Medieval medical practices have no place in the 21st century
By Janis McMath, Senior Columnist
There are many health fads that bother me, but one irks me in particular: Home births. I cannot understand how such an antiquated method of healthcare could still be in any sort of demand.
The reasons people list for wanting to give birth at home are generally: “It’s more comfortable”, “Being in a hospital room with strangers and beeping machines is nerve-wracking”, “I’m not sick, why should I be in the hospital?”, “Women should trust their bodies to be capable”, and “There was a study in Canada that confirmed that home births can be safer than hospitals because there is less intervention.”
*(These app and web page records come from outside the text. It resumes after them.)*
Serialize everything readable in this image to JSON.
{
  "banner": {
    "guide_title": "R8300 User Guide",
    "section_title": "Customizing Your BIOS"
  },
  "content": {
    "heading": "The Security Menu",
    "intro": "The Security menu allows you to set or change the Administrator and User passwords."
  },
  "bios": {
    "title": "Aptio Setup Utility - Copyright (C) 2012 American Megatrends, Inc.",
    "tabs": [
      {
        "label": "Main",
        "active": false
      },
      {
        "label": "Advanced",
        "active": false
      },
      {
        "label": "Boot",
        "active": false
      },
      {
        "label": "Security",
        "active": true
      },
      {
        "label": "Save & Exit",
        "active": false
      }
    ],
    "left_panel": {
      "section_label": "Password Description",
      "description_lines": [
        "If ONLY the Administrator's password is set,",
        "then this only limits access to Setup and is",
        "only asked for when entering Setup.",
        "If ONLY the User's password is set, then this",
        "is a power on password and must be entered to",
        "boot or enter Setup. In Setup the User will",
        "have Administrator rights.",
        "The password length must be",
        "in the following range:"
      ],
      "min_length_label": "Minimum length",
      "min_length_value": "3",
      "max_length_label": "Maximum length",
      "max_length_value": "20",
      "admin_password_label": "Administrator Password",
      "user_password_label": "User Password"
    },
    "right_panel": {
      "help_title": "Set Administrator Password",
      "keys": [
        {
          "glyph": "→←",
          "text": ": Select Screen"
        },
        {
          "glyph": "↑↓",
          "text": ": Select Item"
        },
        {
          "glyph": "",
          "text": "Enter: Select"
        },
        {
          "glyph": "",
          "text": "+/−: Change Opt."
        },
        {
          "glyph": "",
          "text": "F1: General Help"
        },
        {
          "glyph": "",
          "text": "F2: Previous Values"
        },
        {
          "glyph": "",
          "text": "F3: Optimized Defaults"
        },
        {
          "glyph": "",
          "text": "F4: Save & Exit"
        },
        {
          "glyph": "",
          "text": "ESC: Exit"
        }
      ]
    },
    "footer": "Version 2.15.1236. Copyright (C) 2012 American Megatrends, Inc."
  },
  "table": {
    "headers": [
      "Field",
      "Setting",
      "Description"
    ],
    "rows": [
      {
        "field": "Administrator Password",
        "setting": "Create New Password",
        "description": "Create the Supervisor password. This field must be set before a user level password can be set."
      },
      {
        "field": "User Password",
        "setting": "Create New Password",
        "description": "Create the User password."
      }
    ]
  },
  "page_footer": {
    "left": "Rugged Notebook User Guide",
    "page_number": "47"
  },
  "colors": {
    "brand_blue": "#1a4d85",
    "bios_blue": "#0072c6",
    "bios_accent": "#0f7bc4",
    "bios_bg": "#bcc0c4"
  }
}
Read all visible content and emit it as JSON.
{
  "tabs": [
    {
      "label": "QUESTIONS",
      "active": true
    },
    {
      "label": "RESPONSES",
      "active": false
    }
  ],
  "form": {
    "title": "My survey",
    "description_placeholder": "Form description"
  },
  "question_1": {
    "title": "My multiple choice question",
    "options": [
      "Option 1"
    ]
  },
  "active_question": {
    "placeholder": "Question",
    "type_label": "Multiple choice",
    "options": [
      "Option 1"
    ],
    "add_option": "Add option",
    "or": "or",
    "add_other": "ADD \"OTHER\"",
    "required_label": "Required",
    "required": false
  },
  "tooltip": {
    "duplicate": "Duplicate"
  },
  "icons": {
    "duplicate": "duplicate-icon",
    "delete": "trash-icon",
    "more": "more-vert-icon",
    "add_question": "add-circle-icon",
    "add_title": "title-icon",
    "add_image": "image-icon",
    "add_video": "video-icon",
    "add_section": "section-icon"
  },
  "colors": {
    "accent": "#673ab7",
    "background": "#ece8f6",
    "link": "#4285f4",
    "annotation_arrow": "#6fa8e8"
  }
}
Let me first talk about the comfort aspect. While it is fair that one would want to feel more comfortable about pooping and screaming while shoving a large human cranium out from inside of them, it is an unfortunate truth that childbirth is a dangerous procedure and it is not safe to do it outside of a hospital. In the past, women and newborns were constantly dying in childbirth complications. Even as recently as the ’60s, reported an article by The Guardian, women were protesting for more hospital beds because they wanted the safety of delivering in a hospital.
I’ve seen quotes from pro-home birth advocates along the lines of, “Women should trust their bodies to be capable of childbirth.” However, people should not trust their bodies implicitly to be capable because there are a whole host of potential complications while giving birth. In fact, as stated in an article by The Globe and Mail, “The BC Medical Association [has the] view that for the safety of mother and child, births should take place in hospitals or in birthing units linked to hospitals.” The BC Medical Association only advocates for home births if the mother is low-risk, and even then they still insist that giving birth in a hospital is best.
The fact that what is considered a high-risk pregnancy include conditions even as common as asthma is an easy reason to avoid these births. Further, even if you pass the screening of what is high and low risk, no one can promise you that your pregnancy is not high-risk. All pregnancies have the potential to go wrong. If there is a health risk involved, it only makes sense that you are at the hospital prior to delivering—then you minimize the risk by being close to all the equipment that might be necessary to save you or your child’s life. As we all know, fractions of a second can be what makes the difference when it comes to emergency health situations.
The second common argument which pro-home birth advocates use is that they can be “safer” than hospitals. As stated in The Globe and Mail article, Dr. Michael Klein, one of the authors of a 2009 study on home births with midwives, said that these births are safe (not safer) because of the medical care system in place made to support them—not because they have any actual benefits.
That study also said that planned home births under regulated midwives resulted in fewer interventions than planned hospital births—which is obvious. If you are looking at a sample of the population that is generally more low-risk for pregnancies, naturally they will need fewer interventions in their pregnancies. The study is not saying that having a home birth means that you’re less likely to face intervention in your pregnancy—it’s saying that if you are in this group of pre-screened, low-risk pregnant people (i.e., the healthiest possible to give birth), you probably will be less likely to need intervention in your pregnancy.
Lastly, even with all of Canada’s wonderful regulations in place to ensure that home birth is generally a very safe practice, it causes an unnecessary strain on the hospital and doctors. In the 2009 study mentioned above, researchers found that 20 to 30 percent of all home births end up going to the hospital. This means that either you did all the research for nothing and are just being driven to the hospital anyways, or you’re being driven at a high speed in an emergency vehicle and rushed through the emergency room.
In the above article by The Guardian, one mother giving birth at home even had to have two ambulances called—one for her and one for her newborn child. With this in mind, I would like to revisit the argument that home births are more comfortable. In reality, it’s only about 70 to 80 percent likely that it will be comfortable and 20 to 30 percent likely it will be much more stressful than just going to the hospital in the first place.
In my opinion, there are no reasons to have a home birth unless you are selfish about your comfort. If you live in a country that does not have regulations on giving birth at home, it can be very unsafe. Furthermore, if you are lucky enough to live in a country that has such a good healthcare system that it can even support you at home, do your healthcare system a damn favour and just go to the hospital to deliver your baby. Risking both your life and your child’s is not worth the payoff of sleeping in your own bed.
Home births are a selfish choice riddled with risks I don’t think anyone should be willing to take with their newborn child. Modern medicine is only trying to do right by everyone, yet people are still so skeptical. Deliver your baby at a hospital… and get vaccinated.